Ont. government spent $33.5M on ads in 3 months

Frank Klees. (QMI AGENCY PHOTO)

Frank Klees. (QMI AGENCY PHOTO)

Christina Blizzard, Queen's Park Columnist

, Last Updated: 8:29 AM ET

TORONTO -- How much did your scandal-plagued provincial government spend on advertising over the past three months?

All told, it's $33.5 million.

That's right.

They spent $10.1 million a month to tell you to buy your veggies from Foodland Ontario, get your flu shot -- or to ask if you can pay your gym membership on a monthly basis.

And how about those happy slappy ads telling you how great full-day kindergarten is for your kids?

What they're really doing is reminding voters the Liberal government is continuing to fund a babysitting program we can't afford.

In his 2012 report advising the government on how to pull out of the economic tailspin they've got us into, economist Don Drummond told the government to slow down implementation of full-day kindergarten -- or scrap it entirely.

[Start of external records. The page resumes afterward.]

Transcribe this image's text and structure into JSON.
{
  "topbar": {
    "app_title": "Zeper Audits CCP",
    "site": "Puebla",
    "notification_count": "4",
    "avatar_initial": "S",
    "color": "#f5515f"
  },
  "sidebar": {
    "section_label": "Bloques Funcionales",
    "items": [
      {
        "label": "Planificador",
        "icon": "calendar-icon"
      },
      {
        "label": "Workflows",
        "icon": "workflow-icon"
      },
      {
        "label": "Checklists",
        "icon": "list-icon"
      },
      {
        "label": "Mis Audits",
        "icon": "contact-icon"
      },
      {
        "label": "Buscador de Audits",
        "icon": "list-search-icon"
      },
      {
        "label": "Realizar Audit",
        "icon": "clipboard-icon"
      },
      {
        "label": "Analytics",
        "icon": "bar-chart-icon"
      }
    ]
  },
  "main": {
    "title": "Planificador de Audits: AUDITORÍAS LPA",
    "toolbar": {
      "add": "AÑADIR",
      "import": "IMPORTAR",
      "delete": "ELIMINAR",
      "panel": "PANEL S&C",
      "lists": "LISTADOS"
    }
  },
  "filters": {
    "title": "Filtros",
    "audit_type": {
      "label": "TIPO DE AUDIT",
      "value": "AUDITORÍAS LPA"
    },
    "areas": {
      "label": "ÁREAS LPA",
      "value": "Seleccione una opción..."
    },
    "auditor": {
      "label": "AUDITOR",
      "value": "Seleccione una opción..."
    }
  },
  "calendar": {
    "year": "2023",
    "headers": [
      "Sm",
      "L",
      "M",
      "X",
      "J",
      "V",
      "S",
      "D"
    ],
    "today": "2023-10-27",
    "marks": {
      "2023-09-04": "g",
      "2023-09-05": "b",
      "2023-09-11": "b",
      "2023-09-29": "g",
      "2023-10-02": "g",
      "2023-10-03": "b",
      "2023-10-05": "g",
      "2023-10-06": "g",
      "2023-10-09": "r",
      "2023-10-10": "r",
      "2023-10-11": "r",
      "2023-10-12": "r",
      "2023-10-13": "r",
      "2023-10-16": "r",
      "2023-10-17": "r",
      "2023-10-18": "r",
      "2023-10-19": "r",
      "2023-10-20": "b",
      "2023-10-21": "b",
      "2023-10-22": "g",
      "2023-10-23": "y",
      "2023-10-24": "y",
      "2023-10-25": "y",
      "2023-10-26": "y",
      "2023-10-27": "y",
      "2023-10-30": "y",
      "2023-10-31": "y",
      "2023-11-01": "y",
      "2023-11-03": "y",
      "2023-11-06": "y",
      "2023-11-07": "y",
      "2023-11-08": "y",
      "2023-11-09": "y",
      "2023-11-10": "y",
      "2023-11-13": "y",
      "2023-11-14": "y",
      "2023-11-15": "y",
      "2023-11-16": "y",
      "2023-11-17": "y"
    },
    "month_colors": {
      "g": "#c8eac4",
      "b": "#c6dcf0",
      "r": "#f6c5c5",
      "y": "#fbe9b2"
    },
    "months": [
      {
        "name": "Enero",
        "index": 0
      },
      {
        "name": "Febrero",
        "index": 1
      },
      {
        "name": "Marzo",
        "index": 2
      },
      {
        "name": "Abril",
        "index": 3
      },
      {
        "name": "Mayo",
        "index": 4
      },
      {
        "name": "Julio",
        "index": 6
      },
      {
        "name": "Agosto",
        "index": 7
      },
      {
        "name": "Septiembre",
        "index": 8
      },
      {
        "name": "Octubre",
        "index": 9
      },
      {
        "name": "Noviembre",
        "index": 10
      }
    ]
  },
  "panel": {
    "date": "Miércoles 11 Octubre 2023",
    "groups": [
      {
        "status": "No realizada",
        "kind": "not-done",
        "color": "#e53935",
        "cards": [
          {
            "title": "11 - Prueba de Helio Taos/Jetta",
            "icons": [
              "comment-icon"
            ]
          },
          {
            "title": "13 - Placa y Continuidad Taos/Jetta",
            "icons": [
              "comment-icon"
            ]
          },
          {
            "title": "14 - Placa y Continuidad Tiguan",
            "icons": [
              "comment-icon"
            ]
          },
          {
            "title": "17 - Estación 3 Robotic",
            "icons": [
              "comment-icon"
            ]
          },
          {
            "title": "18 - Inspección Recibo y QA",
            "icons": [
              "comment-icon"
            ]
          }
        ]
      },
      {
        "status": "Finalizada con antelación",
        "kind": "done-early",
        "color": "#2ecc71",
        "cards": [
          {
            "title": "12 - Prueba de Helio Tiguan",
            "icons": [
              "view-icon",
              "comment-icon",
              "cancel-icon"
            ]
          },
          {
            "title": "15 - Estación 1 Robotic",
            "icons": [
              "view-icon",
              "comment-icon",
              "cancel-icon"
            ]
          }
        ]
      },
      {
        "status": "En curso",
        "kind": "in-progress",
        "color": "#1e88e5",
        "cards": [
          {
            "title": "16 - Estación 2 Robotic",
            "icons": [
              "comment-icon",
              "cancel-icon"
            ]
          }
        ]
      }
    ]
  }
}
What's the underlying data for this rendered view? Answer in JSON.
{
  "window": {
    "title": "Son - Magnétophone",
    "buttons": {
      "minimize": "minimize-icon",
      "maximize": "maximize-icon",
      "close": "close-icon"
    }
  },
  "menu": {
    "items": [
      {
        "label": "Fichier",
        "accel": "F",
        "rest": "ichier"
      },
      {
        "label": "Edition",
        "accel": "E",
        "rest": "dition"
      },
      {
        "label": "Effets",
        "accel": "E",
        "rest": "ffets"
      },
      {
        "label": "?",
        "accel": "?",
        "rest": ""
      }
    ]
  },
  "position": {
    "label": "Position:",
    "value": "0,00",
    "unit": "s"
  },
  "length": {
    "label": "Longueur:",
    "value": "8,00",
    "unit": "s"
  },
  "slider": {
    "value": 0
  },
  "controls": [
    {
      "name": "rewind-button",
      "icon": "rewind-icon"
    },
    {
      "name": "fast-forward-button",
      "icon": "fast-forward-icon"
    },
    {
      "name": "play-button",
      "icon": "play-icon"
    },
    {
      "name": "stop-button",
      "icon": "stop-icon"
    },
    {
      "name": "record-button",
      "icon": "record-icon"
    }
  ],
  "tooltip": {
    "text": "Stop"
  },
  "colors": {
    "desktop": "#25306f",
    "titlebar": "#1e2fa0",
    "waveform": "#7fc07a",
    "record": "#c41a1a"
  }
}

They did neither.

Instead, they cranked it up by advertising it so there'll be a greater uptake.

Thanks for that.

They spent $21.2 million on advertising for agencies such as Metrolinx and another $12.3 million to promote ministries.

Tory critic Frank Klees is outraged. He gets phone calls from constituents who need services the government of Kathleen Wynne says we can't afford.

"It sit down with the minister of community and social services and try to get residential care for a young adult who has multiple disabilities and I'm told there isn't enough money," Klees told me Wednesday.

"Yet we have $33 million being wasted by government to make people feel good about this province," he said.

The ads include those expensive TV commercials telling us how Metrolinx is building a rail link to the airport.

Klees recently had a call from someone angry about an ad he had seen on TV telling him where to get his licence renewed.

"He's lived in this province more than 50 years and he knows full well where to get his licence renewed. He doesn't need the government to tell him that," he said.

Klees believes the ads are meant to divert attention from the scandals the Wynne government is embroiled in.


Photos